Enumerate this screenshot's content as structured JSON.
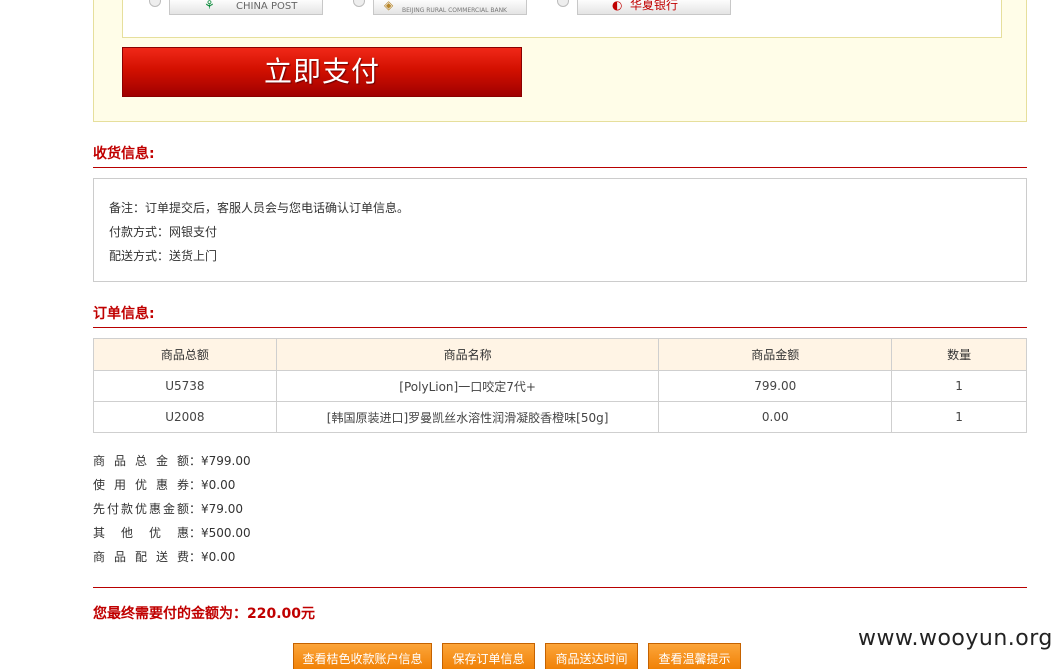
{
  "payment": {
    "banks": [
      {
        "icon": "⚘",
        "name": "CHINA POST",
        "icon_color": "#0a8a3a"
      },
      {
        "icon": "◈",
        "name": "BEIJING RURAL COMMERCIAL BANK",
        "icon_color": "#b8862a"
      },
      {
        "icon": "◐",
        "name": "华夏银行",
        "icon_color": "#c00000"
      }
    ],
    "pay_button": "立即支付"
  },
  "shipping": {
    "title": "收货信息:",
    "note": "备注：订单提交后，客服人员会与您电话确认订单信息。",
    "payment_method": "付款方式：网银支付",
    "delivery_method": "配送方式：送货上门"
  },
  "order": {
    "title": "订单信息:",
    "columns": [
      "商品总额",
      "商品名称",
      "商品金额",
      "数量"
    ],
    "rows": [
      [
        "U5738",
        "[PolyLion]一口咬定7代+",
        "799.00",
        "1"
      ],
      [
        "U2008",
        "[韩国原装进口]罗曼凯丝水溶性润滑凝胶香橙味[50g]",
        "0.00",
        "1"
      ]
    ]
  },
  "summary": [
    {
      "label": "商品总金额",
      "value": "¥799.00"
    },
    {
      "label": "使用优惠券",
      "value": "¥0.00"
    },
    {
      "label": "先付款优惠金额",
      "value": "¥79.00"
    },
    {
      "label": "其他优惠",
      "value": "¥500.00"
    },
    {
      "label": "商品配送费",
      "value": "¥0.00"
    }
  ],
  "final_amount": "您最终需要付的金额为：220.00元",
  "actions": [
    "查看桔色收款账户信息",
    "保存订单信息",
    "商品送达时间",
    "查看温馨提示"
  ],
  "watermark": "www.wooyun.org",
  "colors": {
    "accent_red": "#c00000",
    "button_orange": "#ef7d00",
    "panel_bg": "#fffde8"
  }
}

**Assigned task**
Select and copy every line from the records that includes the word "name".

**Reply to the exercise**
        "name": "CHINA POST",
        "name": "BEIJING RURAL COMMERCIAL BANK",
        "name": "华夏银行",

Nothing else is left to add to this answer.